Thursday, September 30, 2010

Ron Matusalem, 15-year Gran Reserva

The tale of a family can almost always be counted on to be filled with mystery, intrigue and a litany of interesting characters. Rare is the family for whom this is more true then the family Alvarez who own, and have successfully run, the Matusalem & Co. distillery ( ).

     Dr. Claudio Alvarez, current owner, can trace his roots directly to his great-grandfather who started the company in 1872 with his brother and one other partner after they emigrated from Spain to Santiago, Cuba. Some internet research says that Matusalem was first distilled in Cuba as far back as 1792 but that is not verified by the company website. Dr Alvarez has now brought his son on board with the company, to continue a family tradition that they have worked zealously for through war, dictatorship and over a century of economic flux. Did you know that at one point (the 1940's), Matusalem was over 50% of the Cuban rum market?

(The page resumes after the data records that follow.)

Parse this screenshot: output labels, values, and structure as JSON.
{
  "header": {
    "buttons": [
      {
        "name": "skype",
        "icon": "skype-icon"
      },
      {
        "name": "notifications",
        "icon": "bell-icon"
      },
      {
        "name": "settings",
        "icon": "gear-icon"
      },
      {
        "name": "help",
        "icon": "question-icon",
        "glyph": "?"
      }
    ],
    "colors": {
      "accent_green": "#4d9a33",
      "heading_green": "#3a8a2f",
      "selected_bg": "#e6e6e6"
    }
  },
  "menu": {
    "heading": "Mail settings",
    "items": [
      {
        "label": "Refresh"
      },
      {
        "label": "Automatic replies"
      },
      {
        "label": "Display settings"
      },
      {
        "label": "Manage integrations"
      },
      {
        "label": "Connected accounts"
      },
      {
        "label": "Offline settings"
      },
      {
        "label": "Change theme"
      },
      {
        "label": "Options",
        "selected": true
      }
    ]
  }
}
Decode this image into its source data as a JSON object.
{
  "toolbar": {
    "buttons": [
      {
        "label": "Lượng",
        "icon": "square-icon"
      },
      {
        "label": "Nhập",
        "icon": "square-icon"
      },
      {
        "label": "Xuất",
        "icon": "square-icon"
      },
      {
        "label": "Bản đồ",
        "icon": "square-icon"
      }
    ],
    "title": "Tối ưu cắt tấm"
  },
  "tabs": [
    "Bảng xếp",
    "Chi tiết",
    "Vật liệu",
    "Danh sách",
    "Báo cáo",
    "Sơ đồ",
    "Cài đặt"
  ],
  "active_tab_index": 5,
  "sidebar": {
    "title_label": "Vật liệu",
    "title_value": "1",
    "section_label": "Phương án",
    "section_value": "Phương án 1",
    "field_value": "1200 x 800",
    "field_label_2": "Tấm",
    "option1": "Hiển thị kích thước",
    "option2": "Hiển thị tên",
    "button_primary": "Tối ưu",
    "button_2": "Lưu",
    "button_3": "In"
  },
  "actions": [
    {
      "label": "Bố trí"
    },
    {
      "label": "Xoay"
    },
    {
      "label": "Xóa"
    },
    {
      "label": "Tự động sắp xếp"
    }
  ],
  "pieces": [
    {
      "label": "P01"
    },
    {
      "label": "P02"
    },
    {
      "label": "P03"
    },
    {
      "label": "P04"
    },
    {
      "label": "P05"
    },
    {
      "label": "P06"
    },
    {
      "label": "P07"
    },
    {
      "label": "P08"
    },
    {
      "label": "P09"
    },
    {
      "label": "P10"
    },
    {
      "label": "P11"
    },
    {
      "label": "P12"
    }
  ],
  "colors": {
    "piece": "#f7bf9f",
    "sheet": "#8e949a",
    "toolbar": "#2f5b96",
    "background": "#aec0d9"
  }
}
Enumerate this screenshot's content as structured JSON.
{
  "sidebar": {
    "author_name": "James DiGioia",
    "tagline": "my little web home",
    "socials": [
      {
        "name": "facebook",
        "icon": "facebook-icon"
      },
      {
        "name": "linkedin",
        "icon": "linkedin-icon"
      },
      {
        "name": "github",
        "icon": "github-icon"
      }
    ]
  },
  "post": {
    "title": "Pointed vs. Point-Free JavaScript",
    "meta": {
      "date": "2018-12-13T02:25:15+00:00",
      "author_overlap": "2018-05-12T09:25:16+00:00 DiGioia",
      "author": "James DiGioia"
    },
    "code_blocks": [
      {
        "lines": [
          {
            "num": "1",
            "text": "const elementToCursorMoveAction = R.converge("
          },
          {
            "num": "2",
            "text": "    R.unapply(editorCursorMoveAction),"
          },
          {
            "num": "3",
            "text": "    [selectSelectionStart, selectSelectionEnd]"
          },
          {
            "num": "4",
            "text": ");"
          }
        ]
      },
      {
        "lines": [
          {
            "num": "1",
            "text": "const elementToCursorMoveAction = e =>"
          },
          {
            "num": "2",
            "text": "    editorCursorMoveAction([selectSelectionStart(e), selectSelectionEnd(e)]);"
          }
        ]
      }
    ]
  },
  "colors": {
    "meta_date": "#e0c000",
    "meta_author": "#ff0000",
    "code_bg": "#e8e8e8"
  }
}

     Ron Matusalem Gran Reserva is made using the solera system which is used primarily for the production of Sherry, and is made (much like cognac) by rules which state that in the 12-year label, 12 year old rums are the youngest age of rum in your bottle... the casks will be stacked on top of each other (on their side) 4 layers high. Every three years, a portion of the bottom cask is bottled and sold. At that point, a portion of the cask (barrique in French) above it is syphoned off and added to the cask below it (to thus refill it to its original level). The top-most cask is topped with new rum, and the process continues.

     Sounds like alot of work? It is, and there are even mathematical formulas to calculate rate of loss from casks per year, average age of rum per cask, etc. The result? Layers upon layers of flavor and bouquet. But I digress.

Ron Matusalem, 12-year Gran Reserva,
Dominican Republic
$60 CAN (BC), $35 US, 30 Euro (Western Europe)
Best of Class & Double-Gold at 2008 San Fransisco Spirit Competition
  • very light caramel colors, hardly any orange/amber
  • fully intense nose; oak is hitting me immediately... none of the aromas I usually associate with rums. I like a sweeter style of rum (Pyrat for example) and this has only the softest whispers of vanilla and caramel in the background. Front and center I find the oak, yes, and a myriad of citrus and florals (Meyer lemon, some thyme or Bay leaf, red currants also come into play for me) - but it is the nuances of oak that dominate for me
  • an interesting palate: full flavored, the oak comes in with an easy drinking robust toasted almond flavor... lightly charred barrels I am assuming. Citrus is still there as well, and that slightly tart currant-like backdrop. Smooth finish, I'm drinking this sans ice or water, and feel the rum isn't suffering from any lack

     I feel like this is a Scotch drinkers rum; by which I mean, it is very well crafted, with alot of nuance that begs to be discovered (not hidden in cola and ice). I have just finished my first bottle of Ron Matusalem Gran Reserva, and never once did I feel the need to "water it down a little". It has marvellous balance on its own, and at room temperature, which I feel is a mark of master distilling. Well worth the money!



  1. what should I buy. This or Angostura 1919? Same $. I want to buy my first sipping rum. neat at low $. I am concern of this huge oak in RM15? I do not enjoy heavy char challenging bourbons but light char ones are fine. Buttery soft appealls to be over smooth tannic like bookers. I do however have foundness over tobacco leaf and smoke and chew that why thinking RM15

  2. I would go with the RM15 if you don't like a heavy char... Angostura is heavier if memory serves. However! RM15 is for you if you like a savory rum, not sweet - if you prefer vanilla notes in your rum, try Cruzan 12-year single barrel from the Virgin Islands or Diplimatico Gran Reserva from Venezuala.